Task requirements →
Where a line of the material includes the string "caption", copy that line.

Provided records →
────────────────────────────────────────
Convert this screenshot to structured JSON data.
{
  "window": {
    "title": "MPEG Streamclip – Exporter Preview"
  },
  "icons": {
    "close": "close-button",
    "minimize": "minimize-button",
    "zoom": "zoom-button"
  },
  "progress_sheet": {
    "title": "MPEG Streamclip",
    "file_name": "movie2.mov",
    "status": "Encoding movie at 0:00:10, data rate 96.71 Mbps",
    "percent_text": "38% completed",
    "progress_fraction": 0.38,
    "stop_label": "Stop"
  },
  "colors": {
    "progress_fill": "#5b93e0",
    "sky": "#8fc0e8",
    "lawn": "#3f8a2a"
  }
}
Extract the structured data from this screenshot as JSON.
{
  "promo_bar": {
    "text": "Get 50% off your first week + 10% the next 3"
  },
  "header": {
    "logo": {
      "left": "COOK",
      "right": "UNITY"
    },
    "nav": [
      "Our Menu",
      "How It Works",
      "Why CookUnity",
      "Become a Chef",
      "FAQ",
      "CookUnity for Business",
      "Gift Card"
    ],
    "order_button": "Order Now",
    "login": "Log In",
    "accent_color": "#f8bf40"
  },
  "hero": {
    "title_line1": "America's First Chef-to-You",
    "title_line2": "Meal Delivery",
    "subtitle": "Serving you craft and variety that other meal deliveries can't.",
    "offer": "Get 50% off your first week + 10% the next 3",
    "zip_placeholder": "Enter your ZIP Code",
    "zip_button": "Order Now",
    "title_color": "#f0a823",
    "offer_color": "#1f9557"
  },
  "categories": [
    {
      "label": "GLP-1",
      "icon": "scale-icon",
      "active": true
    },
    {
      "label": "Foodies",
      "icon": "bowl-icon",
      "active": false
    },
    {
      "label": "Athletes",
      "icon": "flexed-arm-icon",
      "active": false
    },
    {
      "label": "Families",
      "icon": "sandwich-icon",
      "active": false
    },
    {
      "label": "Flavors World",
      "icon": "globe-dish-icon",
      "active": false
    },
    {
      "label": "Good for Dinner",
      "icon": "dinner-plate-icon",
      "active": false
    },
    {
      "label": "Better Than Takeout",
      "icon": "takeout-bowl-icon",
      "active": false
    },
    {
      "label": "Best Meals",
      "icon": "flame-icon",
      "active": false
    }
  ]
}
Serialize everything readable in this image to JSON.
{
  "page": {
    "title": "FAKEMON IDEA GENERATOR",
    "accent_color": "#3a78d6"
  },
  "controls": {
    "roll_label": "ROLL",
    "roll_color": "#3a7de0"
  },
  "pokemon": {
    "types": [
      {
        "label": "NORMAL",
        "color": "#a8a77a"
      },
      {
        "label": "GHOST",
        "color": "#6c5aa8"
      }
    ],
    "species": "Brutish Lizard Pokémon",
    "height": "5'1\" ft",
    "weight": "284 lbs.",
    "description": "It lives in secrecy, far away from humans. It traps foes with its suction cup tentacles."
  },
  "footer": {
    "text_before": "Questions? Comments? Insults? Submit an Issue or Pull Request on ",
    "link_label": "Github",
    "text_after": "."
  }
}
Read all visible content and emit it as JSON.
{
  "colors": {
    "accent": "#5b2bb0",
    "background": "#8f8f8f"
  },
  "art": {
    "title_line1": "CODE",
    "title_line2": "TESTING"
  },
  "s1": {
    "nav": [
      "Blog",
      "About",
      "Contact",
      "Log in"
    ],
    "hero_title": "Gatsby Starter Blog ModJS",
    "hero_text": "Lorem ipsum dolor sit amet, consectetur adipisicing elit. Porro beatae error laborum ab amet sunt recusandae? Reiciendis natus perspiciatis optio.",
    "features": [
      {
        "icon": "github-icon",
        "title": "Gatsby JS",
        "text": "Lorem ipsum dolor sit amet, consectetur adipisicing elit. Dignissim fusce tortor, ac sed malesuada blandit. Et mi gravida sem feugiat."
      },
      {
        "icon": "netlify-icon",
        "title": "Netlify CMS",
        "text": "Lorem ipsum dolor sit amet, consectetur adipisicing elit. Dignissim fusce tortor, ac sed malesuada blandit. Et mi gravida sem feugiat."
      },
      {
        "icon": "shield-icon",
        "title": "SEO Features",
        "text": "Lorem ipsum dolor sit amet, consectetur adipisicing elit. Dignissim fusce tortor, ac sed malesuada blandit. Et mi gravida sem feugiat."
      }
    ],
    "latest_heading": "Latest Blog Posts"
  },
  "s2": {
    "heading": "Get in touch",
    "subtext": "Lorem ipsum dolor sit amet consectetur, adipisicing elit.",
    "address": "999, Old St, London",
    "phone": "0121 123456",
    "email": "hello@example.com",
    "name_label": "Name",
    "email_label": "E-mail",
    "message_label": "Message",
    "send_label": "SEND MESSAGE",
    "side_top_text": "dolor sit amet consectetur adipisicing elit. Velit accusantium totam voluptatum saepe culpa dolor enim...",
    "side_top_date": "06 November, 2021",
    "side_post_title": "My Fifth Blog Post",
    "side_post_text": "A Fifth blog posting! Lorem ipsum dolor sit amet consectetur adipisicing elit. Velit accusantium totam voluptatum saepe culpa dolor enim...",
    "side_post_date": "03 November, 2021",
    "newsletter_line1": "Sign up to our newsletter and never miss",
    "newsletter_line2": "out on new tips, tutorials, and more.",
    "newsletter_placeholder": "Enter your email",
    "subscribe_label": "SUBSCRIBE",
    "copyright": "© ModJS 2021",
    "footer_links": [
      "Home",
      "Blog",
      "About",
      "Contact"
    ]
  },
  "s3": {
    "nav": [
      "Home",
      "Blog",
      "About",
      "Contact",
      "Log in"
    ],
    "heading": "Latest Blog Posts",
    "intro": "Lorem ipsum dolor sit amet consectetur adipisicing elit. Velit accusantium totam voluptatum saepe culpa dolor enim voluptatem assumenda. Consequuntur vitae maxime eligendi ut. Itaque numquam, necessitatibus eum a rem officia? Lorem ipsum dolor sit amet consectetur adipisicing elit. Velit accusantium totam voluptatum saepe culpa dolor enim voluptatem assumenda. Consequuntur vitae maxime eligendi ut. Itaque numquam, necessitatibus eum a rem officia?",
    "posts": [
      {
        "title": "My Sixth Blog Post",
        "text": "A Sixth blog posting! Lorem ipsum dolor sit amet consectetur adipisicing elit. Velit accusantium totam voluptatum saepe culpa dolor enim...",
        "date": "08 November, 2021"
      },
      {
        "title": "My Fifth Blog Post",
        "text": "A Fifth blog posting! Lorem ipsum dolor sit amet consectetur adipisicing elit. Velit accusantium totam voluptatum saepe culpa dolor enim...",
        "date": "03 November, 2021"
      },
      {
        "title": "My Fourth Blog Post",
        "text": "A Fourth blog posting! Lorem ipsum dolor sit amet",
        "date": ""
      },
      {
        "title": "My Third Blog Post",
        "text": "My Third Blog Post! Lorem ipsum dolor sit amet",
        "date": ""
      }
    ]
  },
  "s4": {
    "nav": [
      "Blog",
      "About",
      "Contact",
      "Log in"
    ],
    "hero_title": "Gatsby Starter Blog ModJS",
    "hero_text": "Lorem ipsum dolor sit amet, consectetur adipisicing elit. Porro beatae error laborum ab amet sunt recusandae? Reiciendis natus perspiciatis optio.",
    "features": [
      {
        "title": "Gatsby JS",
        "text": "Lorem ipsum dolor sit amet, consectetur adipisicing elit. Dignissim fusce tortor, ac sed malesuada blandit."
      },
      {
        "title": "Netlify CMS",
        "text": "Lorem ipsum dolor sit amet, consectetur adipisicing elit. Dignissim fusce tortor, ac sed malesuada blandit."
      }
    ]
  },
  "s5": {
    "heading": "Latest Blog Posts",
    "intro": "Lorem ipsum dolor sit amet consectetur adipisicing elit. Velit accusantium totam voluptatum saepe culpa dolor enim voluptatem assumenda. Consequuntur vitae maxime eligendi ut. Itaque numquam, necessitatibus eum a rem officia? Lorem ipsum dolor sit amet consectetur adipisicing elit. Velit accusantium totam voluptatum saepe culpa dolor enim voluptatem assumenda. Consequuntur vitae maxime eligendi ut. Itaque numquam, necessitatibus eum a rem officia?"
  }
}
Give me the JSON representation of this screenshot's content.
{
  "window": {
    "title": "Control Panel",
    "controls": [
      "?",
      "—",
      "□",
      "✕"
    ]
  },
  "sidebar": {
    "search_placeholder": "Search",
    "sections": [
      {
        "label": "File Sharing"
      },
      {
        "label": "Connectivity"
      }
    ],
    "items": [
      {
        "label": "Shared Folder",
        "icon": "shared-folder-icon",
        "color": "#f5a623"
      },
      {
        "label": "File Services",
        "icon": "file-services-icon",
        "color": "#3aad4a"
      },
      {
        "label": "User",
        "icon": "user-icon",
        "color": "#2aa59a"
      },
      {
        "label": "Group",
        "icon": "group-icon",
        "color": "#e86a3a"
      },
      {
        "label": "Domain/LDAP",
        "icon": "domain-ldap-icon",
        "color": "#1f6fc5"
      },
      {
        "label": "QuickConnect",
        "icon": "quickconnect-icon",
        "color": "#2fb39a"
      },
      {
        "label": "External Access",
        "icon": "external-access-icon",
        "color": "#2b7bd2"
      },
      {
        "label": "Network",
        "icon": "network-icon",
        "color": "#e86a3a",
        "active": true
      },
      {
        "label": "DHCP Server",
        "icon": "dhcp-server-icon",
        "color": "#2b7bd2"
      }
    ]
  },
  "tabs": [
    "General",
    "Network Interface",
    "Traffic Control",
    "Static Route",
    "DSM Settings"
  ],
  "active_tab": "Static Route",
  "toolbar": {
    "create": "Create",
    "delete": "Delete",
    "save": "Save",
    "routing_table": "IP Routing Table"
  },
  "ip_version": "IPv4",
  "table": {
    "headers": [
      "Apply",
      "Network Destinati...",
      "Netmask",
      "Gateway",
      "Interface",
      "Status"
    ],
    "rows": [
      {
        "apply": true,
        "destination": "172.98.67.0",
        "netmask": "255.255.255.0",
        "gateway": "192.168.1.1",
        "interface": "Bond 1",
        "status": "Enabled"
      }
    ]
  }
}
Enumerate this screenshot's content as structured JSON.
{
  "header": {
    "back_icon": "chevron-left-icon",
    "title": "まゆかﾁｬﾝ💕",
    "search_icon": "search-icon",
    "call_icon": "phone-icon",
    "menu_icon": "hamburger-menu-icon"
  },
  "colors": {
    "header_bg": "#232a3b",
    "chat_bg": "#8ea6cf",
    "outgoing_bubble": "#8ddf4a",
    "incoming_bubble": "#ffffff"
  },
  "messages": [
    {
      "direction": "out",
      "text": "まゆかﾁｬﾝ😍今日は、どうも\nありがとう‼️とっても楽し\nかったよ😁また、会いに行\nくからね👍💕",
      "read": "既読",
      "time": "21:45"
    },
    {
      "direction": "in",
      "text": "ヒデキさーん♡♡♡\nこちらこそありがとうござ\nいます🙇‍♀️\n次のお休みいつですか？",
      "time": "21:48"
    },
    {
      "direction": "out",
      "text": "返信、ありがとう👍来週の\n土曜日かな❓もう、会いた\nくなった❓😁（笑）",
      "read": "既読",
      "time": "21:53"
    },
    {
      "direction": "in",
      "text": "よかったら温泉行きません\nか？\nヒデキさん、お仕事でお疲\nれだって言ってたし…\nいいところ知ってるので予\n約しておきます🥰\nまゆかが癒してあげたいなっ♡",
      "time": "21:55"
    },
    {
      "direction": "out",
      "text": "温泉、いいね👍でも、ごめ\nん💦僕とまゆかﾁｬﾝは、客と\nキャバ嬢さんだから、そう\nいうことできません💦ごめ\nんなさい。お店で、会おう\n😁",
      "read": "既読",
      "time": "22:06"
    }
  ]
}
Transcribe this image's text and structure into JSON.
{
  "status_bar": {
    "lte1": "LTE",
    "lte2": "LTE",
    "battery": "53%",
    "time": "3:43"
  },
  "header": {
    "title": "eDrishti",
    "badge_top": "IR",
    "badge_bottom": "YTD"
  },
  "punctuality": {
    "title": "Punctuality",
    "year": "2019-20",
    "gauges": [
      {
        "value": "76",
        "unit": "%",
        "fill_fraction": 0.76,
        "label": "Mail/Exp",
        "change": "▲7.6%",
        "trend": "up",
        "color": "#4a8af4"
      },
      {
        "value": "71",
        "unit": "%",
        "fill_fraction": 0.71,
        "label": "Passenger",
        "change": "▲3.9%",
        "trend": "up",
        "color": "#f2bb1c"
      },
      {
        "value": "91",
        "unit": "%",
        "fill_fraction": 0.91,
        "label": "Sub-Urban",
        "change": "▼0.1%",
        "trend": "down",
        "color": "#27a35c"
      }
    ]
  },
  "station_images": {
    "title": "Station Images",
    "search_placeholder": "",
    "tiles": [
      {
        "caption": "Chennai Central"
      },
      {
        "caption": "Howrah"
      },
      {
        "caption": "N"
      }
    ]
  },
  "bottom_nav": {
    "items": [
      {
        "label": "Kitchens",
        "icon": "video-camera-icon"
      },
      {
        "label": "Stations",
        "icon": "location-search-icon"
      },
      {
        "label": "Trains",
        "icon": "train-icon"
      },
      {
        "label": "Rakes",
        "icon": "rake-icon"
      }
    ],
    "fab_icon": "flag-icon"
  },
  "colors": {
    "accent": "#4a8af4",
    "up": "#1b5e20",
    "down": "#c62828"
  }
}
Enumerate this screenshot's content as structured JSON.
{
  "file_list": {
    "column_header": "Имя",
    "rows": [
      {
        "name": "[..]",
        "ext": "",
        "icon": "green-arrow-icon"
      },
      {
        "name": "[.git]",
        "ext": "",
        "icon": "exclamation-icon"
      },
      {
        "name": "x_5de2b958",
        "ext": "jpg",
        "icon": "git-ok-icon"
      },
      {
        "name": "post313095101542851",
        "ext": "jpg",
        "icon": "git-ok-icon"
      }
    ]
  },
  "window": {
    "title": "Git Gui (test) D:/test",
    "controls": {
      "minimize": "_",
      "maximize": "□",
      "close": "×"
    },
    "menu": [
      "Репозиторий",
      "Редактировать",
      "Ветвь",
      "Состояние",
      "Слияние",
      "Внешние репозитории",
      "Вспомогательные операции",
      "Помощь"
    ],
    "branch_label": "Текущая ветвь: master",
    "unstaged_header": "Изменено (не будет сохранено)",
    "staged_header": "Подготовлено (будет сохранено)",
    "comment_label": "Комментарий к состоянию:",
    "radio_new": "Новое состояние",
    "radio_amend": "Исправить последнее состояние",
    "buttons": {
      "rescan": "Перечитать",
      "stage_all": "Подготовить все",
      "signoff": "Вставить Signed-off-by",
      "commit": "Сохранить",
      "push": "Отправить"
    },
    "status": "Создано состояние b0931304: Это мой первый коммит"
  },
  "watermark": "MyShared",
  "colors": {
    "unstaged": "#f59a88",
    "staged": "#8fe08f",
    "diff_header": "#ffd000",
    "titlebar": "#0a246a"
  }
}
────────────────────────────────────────
Written reply →
        "caption": "Chennai Central"
        "caption": "Howrah"
        "caption": "N"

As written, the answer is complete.